Melville presented specific characters in the unique to suggest future tragic events (Van Spanckeren, Kathryn). Elijah, who is also a famous prophet in the Bible, was one character who talked to the storyteller prior to they triggered on the voyage. Melville makes a point to reveal the doom of the voyage by emphasizing the brightness of the Moby-Dick, and physical functions of Captain Ahab. Melville concerns the idea of death and whether or not we are moiraied to pass away at a specific time, or whether it just takes place at any random moment.

Throughout the course of the unique, Herman Melville talks about religious topics by utilizing many symbols and biblical referrals in a proper way. It is approximated that there are over 200 scriptural recommendations in Moby-Dick. Melville includes a number of these recommendations into the book through importance. The greatest sign in the book is the character Moby Cock. Many individuals think that Moby Dick is alludes to a mysterious god. Scholars today still debate whether Moby Penis was represented as good or wicked force managed by a god, or just merely an effective whale (Spackeren; The Life).

The scriptural recommendations in Moby-Dick are suitable since Melville uses an appropriate tone and style in the novel. Melville begins the unique by introducing Ishmael as the storyteller in the very first line as a nonbiased outcast of society. The line “Call me Ishmael” is one of the most well-known opening lines in American Literature History. This line correlates the narrator of Moby-Dick to the biblical Ishmael, which hints that the storyteller is a castaway and an observer (Cummings). Throughout the unique the storyteller appears to question God, yet he displays all the arguments in the topic he is going over.

He talks about the subject of individuals’ beliefs in the mystical power of the ocean by using the example, “There is, one understands not what sweet mystery about this sea, whose carefully horrible stirrings seem to speak of some covert soul below; like those legendary wavinesses of the Ephesian sod over the buried Evangelist St. John” (Melville 442). Considering that the author produced an unbiased storyteller, he can get away with raising delicate spiritual subjects such as the relationship in between God and nature.

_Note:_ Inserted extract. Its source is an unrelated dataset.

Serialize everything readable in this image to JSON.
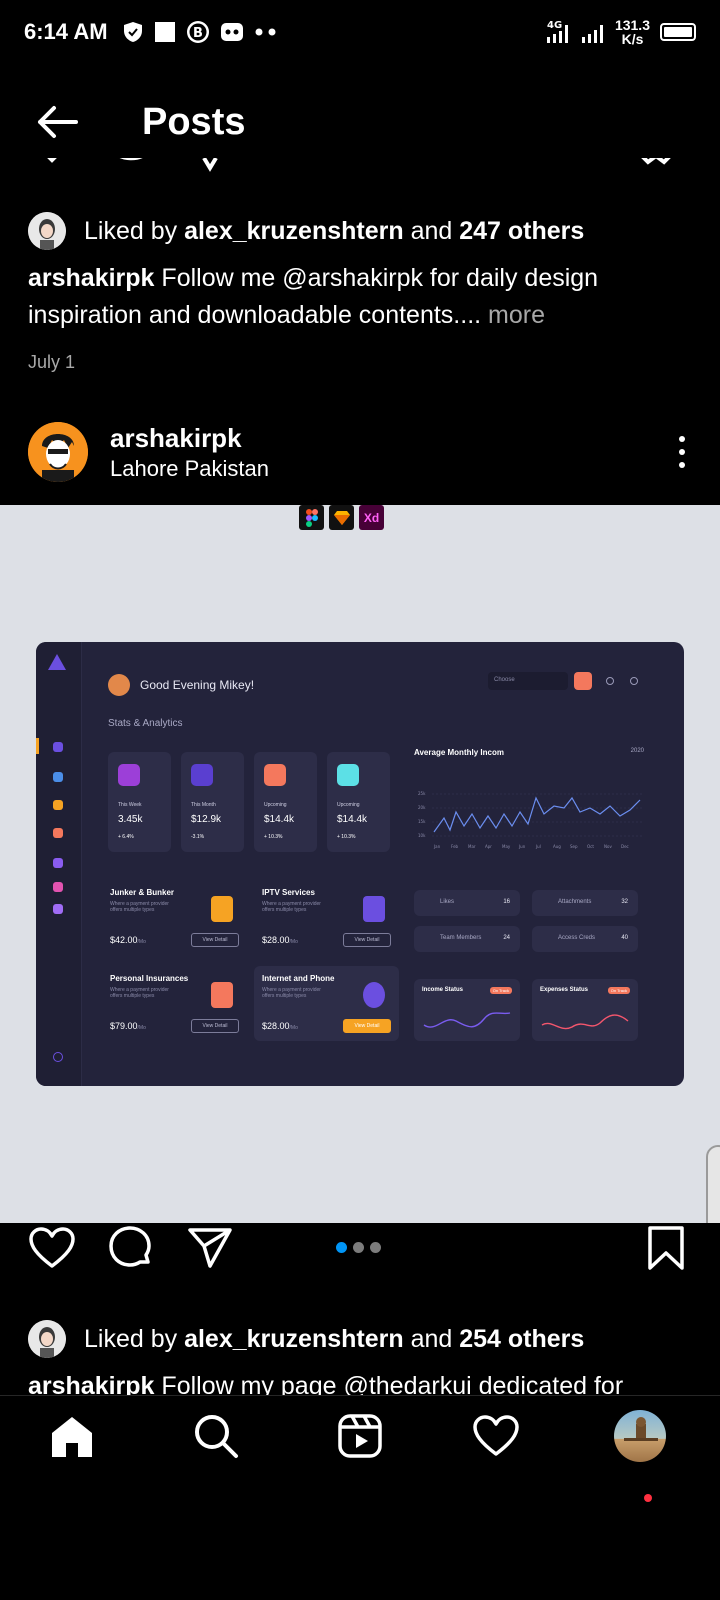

The importance used by Herman Melville in Moby-Dick has and will continue to be translated by critics in several aspects. Some parts of the novel, such as the symbolic significance for Moby Penis, are still debated by scholars today. Its fulsome qualities were overlooked by the negative parts of the unique when it initially was released. If it were first released in this age, it would be far more valued and sell many more copies than it did in the 1800’s because individuals today are willing to attend to sensitive topics with a sense of hope.

Works Cited Cummings, Michael. Moby Penis. 2004. Cummings Guides. 23 Nov. 2006 Melville, Herman. Moby-Dick. New York City: Bantam Books, 1981 The Life and Works of Herman Melville. 25 Jul. 2000. Multiverse. 20 Nov. 2006 The New King James Bible. Thomas Nelson inc. Tennessee: Nashville, 1982. Van Spanckeren, Kathryn. A Summary of American Literature. 3 Jun. 2003. Department of Humanitites Computing. 23 Nov. 2006.; http://www. let. carpet. nl/usa/lit/ melville. htm; Moby Dick/Overview. 2006. Enotes. 20 Nov. 2006.